Rabat: Al-Qaeda`s North African branch warned
Western states including France today against a military bid
to rescue hostages kidnapped in Mali, citing "information" of
plans for such an operation.
"We send a warning to France, Britain, the Netherlands and
Sweden: if they authorise this operation it will mean the
death of their nationals and amount to an attempt on their
lives," it said in a statement in Arabic.
"According to information we have received, the alliance
of crusaders led by France which supports certain regimes like
those of Algeria and Mauritania, is preparing an imminent
military operation to free their hostages."
The statement was carried by
a news agency in Mauritania which has published several
AQIM statements in the past. These have never been disclaimed.
"We would like to state that we are searching a peaceful
solution to this issue of the hostages," it added.
Al-Qaeda in the Islamic Maghreb (AQIM), has claimed the
kidnapping last November of two Frenchmen in the northern
Malian town of Hombori, and another three Westerners a day
later in Timbuktu, also in the north of the West African
Frenchmen Philippe Verdon and Serge Lazarevic, who
described themselves as a geologist and an engineer but were
later identified as having had ties with mercenaries, were
taken from their hotel in the middle of the night.
A day later, an armed gang snatched a Swede, a Dutchman
and a man with dual British-South African nationality from a
restaurant on Timbuktu`s central square and killed a German
with them who tried to resist.
Twelve Europeans, including six French nationals, are
being held hostage in the Sahel strip of northwest African
nations on the southern edge of the Sahara.
This zone is difficult to patrol and monitor and AQIM has
carried out many attacks on troops, kidnappings of Westerners
and trafficking of various kinds, including drugs.
The group was started in the late 1990s by radical
Algerian Islamists who sought the overthrow of the Algerian

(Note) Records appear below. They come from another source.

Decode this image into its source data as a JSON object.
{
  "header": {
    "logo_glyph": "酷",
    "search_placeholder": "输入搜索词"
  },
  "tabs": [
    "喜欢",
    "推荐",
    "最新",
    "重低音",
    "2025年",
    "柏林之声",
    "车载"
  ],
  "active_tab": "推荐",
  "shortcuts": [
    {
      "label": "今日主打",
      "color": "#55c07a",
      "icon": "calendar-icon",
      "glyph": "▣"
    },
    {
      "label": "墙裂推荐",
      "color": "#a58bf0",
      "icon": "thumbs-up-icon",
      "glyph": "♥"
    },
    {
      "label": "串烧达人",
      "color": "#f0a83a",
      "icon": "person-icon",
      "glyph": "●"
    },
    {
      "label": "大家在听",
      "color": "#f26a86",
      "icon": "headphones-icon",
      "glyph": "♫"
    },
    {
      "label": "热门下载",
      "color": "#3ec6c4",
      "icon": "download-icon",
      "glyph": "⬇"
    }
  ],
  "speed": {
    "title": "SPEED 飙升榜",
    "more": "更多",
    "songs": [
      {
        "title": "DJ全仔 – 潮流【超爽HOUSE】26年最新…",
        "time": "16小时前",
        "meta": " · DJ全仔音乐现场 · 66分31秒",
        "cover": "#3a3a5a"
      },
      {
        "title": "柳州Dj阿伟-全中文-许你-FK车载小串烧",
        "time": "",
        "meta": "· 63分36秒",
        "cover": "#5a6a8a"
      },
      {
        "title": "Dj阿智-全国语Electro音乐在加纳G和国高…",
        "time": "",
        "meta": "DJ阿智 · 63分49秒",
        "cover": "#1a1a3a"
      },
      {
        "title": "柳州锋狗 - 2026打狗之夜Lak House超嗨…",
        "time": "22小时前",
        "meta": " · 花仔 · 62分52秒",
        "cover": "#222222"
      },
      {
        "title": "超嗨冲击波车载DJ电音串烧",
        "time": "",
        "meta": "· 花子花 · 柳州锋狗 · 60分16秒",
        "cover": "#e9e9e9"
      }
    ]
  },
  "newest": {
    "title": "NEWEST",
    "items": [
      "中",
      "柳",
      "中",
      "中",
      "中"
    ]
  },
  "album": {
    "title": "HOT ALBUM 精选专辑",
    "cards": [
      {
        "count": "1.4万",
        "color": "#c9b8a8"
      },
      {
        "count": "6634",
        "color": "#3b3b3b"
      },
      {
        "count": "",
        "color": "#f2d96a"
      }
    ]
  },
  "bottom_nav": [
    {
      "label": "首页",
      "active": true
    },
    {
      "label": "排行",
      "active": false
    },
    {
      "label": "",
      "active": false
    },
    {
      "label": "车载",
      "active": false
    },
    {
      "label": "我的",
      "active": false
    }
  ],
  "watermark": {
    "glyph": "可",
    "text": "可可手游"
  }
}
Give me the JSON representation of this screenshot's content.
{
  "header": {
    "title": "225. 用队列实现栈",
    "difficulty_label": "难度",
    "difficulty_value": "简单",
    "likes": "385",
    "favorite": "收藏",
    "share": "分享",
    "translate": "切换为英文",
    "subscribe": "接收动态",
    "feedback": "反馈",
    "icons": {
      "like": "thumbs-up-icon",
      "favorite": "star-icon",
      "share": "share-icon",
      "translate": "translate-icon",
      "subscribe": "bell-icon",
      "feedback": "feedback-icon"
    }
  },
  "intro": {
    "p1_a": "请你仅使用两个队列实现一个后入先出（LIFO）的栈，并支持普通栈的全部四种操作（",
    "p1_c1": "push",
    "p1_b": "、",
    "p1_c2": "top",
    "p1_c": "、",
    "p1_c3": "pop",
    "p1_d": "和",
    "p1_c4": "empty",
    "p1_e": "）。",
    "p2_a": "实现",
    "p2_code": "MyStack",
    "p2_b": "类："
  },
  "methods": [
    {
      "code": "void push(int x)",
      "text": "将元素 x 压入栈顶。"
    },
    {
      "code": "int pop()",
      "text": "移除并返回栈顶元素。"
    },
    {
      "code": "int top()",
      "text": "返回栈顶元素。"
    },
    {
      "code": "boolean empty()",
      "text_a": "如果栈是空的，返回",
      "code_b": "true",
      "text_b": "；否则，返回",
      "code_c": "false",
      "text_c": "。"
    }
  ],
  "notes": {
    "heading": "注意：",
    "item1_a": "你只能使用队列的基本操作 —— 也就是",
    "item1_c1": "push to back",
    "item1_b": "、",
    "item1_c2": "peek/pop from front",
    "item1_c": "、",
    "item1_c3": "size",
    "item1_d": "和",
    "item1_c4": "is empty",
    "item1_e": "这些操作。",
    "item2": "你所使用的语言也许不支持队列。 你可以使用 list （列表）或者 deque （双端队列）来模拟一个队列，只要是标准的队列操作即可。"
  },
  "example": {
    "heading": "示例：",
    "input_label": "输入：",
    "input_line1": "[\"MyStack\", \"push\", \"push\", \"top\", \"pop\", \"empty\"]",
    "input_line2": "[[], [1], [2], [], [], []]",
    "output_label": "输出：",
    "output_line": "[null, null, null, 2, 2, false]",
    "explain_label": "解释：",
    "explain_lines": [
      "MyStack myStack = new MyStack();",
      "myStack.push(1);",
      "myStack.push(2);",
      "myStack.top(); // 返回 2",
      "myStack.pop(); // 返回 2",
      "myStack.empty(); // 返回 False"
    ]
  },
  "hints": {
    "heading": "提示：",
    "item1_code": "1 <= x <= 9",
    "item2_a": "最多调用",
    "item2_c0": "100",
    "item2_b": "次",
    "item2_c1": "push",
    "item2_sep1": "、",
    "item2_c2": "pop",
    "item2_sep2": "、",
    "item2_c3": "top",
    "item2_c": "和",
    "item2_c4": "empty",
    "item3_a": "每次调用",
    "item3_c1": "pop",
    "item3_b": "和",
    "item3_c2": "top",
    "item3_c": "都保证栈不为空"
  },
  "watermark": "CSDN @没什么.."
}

government to be replaced with Islamic rule.
AQIM was linked to al-Qaeda in 2006.
On December 9, the organisation published two photos of
hostages surrounded by armed men.
One photo was of the Lazarevic and Verdon, the other
showed the three snatched from Timbuktu.
A previously unknown al-Qaeda splinter group calling
itself the Movement for Oneness and Jihad in West Africa, has
claimed responsibility for the kidnapping of two Spaniards and
an Italian in October from a camp for Sahrawi refugees near
Tindouf in southern Algeria.